The last reports on Spinks were that he was working for minimum wage as a janitor at a YMCA in Nebraska. Sadly, the former Olympic gold medal winner is reportedly suffering from dementia.
Despite losing his last three fights and walking away from boxing in 2007, Vargas has been looking at a return to the ring in 2011. The reason is simple—he's broke. Or maybe he's not. It all depends on who you believe.
Over the past few years, Vargas has had a number of strange court cases. He's charged his former manger with embezzlement. The manager denies the charges. He's tried to have his mother evicted from her home. He claims that it is his home and that when she was his manager, there were "financial improprieties." Fernando's name has also come up as a victim of a financial swindler.
It's impossible to know what is true, but if Fernando's correct in all these cases, he's a magnet for thieves.
A lawyer for Vargas has admitted that Vargas has "financial problems." It's hard to say if this means the money is all gone or not, but it may mean a return to the ring for a man who probably shouldn't be there.

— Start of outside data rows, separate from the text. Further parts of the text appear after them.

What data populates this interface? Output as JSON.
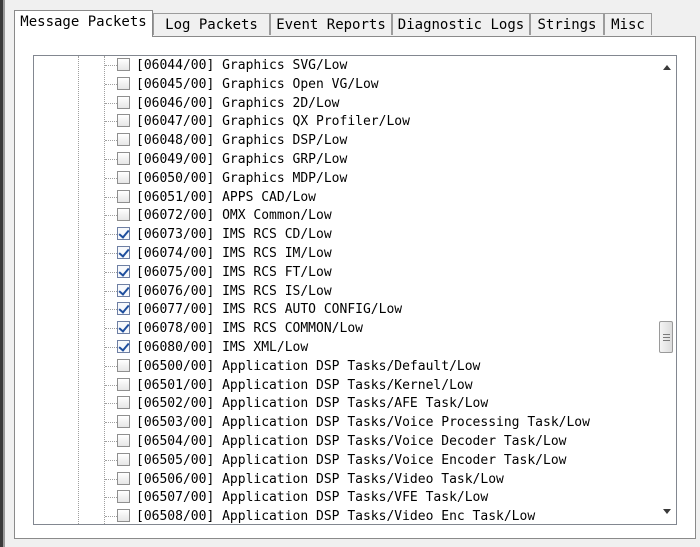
{
  "tabs": [
    {
      "label": "Message Packets",
      "active": true
    },
    {
      "label": "Log Packets",
      "active": false
    },
    {
      "label": "Event Reports",
      "active": false
    },
    {
      "label": "Diagnostic Logs",
      "active": false
    },
    {
      "label": "Strings",
      "active": false
    },
    {
      "label": "Misc",
      "active": false
    }
  ],
  "items": [
    {
      "label": "[06044/00] Graphics SVG/Low",
      "checked": false
    },
    {
      "label": "[06045/00] Graphics Open VG/Low",
      "checked": false
    },
    {
      "label": "[06046/00] Graphics 2D/Low",
      "checked": false
    },
    {
      "label": "[06047/00] Graphics QX Profiler/Low",
      "checked": false
    },
    {
      "label": "[06048/00] Graphics DSP/Low",
      "checked": false
    },
    {
      "label": "[06049/00] Graphics GRP/Low",
      "checked": false
    },
    {
      "label": "[06050/00] Graphics MDP/Low",
      "checked": false
    },
    {
      "label": "[06051/00] APPS CAD/Low",
      "checked": false
    },
    {
      "label": "[06072/00] OMX Common/Low",
      "checked": false
    },
    {
      "label": "[06073/00] IMS RCS CD/Low",
      "checked": true
    },
    {
      "label": "[06074/00] IMS RCS IM/Low",
      "checked": true
    },
    {
      "label": "[06075/00] IMS RCS FT/Low",
      "checked": true
    },
    {
      "label": "[06076/00] IMS RCS IS/Low",
      "checked": true
    },
    {
      "label": "[06077/00] IMS RCS AUTO CONFIG/Low",
      "checked": true
    },
    {
      "label": "[06078/00] IMS RCS COMMON/Low",
      "checked": true
    },
    {
      "label": "[06080/00] IMS XML/Low",
      "checked": true
    },
    {
      "label": "[06500/00] Application DSP Tasks/Default/Low",
      "checked": false
    },
    {
      "label": "[06501/00] Application DSP Tasks/Kernel/Low",
      "checked": false
    },
    {
      "label": "[06502/00] Application DSP Tasks/AFE Task/Low",
      "checked": false
    },
    {
      "label": "[06503/00] Application DSP Tasks/Voice Processing Task/Low",
      "checked": false
    },
    {
      "label": "[06504/00] Application DSP Tasks/Voice Decoder Task/Low",
      "checked": false
    },
    {
      "label": "[06505/00] Application DSP Tasks/Voice Encoder Task/Low",
      "checked": false
    },
    {
      "label": "[06506/00] Application DSP Tasks/Video Task/Low",
      "checked": false
    },
    {
      "label": "[06507/00] Application DSP Tasks/VFE Task/Low",
      "checked": false
    },
    {
      "label": "[06508/00] Application DSP Tasks/Video Enc Task/Low",
      "checked": false
    }
  ]
}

Vinny Pazienza, known as Vinny Paz, former World Champion, started his career as a Lightweight and ended as a Super Middleweight. His career inside the ring seemed to be a never ending series of "ups" and "downs." Unfortunately for the Rhode Island native, financial life outside the ring was mostly "downs."
Vinny developed a gambling habit. A very large gambling habit. The kind of gambling habit that leaves a man with six-figure markers in casinos. Like any addicted gambler, Vinny apparently believed that he was only one good run—one lucky streak—away from getting even. Inevitably, this led to a criminal charge of passing bad checks in a Vegas casino when the credit lines ran dry.
Some people might cut their losses at this point and hope to work down the debt over time. Not Vinny Paz, though. Paz gathered up all the money he had left and decided to gamble in a different way—he became a stock market investor. Supposedly, he blew $1 million in the market before calling it quits.
Despite $6 million in career earnings, Paz was in debt to the tune of $2 million at this point. Bankruptcy was the only option.